The Virginia Electric and Power Co. yesterday warned that its customers will face blackouts and curtailment of service this summer if it is not allowed to operate, by May, one of its nuclear power plants ordered closed this month by the Nuclear Regulatory Commission.
The power company issued the warning after determining that its preliminary evaluation of the problem at the Surry, Va. plant -- originally expected to be completed this week -- will not be finished until May.
The company is asking the NRC for permission to operate the plant on an interim basis after the preliminary analysis is done and before the final analysis is completed several months later.
If the NRC refuses interim service, "Vepco would have inadequate generating capability this summer and curtailments may be required," the company said in a statement released last night.

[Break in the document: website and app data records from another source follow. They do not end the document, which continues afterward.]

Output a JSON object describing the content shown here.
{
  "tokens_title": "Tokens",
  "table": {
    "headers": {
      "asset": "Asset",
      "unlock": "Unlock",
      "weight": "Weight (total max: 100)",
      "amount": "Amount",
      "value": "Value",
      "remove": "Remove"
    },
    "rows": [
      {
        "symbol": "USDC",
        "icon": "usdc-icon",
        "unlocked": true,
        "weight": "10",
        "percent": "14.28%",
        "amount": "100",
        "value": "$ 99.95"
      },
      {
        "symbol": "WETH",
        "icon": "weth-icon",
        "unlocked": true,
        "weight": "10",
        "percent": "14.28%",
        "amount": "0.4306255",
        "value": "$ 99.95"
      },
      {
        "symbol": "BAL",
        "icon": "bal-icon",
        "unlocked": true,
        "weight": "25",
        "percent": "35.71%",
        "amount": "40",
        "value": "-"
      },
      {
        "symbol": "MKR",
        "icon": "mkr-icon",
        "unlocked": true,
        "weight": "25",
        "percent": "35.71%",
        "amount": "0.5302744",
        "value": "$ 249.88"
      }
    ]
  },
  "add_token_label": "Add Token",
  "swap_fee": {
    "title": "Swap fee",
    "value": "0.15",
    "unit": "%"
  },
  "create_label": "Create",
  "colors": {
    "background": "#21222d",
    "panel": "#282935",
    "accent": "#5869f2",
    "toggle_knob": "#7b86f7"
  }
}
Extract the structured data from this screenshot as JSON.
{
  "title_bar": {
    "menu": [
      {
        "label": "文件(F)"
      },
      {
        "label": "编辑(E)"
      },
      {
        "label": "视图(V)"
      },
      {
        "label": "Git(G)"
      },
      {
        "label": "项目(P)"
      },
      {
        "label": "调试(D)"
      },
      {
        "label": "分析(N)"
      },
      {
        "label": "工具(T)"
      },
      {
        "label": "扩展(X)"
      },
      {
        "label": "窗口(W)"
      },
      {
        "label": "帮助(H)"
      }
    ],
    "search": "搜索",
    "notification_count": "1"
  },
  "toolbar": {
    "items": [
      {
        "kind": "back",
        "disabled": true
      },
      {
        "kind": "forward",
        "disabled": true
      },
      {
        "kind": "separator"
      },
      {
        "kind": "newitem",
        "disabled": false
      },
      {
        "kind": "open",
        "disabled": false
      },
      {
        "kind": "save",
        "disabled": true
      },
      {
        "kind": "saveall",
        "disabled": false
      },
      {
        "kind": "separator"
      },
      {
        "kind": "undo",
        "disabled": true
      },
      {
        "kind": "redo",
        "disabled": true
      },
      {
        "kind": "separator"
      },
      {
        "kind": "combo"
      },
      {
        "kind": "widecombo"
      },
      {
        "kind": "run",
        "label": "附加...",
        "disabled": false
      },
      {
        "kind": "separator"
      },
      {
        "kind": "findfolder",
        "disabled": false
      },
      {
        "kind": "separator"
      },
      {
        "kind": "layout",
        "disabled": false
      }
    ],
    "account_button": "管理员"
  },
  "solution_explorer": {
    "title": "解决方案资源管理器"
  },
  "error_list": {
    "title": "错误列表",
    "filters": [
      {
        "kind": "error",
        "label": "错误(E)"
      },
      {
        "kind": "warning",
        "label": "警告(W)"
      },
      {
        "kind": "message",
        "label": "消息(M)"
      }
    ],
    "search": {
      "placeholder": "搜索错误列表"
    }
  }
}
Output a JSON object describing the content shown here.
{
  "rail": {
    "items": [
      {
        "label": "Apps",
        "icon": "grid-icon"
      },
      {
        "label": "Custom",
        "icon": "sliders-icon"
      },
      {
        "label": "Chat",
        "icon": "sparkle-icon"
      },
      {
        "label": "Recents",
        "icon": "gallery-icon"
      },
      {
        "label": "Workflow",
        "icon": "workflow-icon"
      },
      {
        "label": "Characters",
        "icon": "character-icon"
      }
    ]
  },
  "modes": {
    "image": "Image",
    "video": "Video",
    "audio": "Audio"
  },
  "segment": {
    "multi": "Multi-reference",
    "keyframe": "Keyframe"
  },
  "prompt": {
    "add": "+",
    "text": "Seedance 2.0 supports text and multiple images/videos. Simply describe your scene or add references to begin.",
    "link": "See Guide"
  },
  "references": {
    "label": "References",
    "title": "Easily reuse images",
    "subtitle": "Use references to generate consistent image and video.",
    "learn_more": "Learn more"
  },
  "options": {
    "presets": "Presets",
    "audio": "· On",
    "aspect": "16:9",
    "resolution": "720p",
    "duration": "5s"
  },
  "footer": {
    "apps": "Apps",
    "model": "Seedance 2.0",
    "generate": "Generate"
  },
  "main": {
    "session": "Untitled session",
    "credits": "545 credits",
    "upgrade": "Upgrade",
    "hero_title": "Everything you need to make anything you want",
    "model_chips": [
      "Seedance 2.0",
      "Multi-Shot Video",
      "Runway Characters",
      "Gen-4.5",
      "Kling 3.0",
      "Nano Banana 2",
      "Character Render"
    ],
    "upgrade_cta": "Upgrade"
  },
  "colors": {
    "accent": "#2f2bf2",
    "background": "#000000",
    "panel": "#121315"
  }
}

NRC officials could not be reached for comment last night. A commission spokesman said that NRC and Vepco members met yesterday morning but he was unaware of what transpired.
A source close to the situation, however, said that the May deadline for the analysis was contrary to what the power company had led commission members to believe.
On March 13 five nuclear plants, including two units at Surry, were ordered closed by the NRC when it found the computer codes that designed earthquake resistance of the piping in the cooling system were in error. The NRC expressed fears that the flaws might cause the pipes that carry collant to the nuclear units to rupture during an earthquake.
One of the Surry units, however, already had been shut down before the NRC order because one of its steam generators needed to be replaced.
Vepco has estimated that it will spend $10 million more a month to generate power because of the Surry shutdown. A Vepco spokesman yesterday said if the interim operation is not approved Vepco may not be able to purchase enough replacement power from neighboring utilities to make up for the loss of the Surry plant and that he did not know how much more might be added to the estimated $10 million a month.
Vepco said that its 1.3 million customers would have to pay 8 percent more in their bills to cover the costs of buying oil for conventional plants to generate power during the Surry shutdown.
The computer errors that caused the shutdown were blamed on work done by the Boston engineering firm of Stone and Webster, the same firm that is performing the preliminary analysis of the Surry problem.
The deadline for the preliminary evaluation was altered "ater further assessment of the scope of work required," Spencer said. "We hope this evaluation will demonstrate to the NRC that the plant can safely resume operations on an interim basis pending completion of the more extensive and detailed analysis."
The Vepco spokesman said that the curtailment of service would be similar to that experienced in January 17, 1977 when a nuclear power station was shut down by ice floes and two conventional generating plants froze up.
At that time more than a third of Vepco's 300,000 Northern Virginia customers had their electricity cut off for up to 2 1/2 hours. If curtailment is necessary it would affect customers on a rotating basis.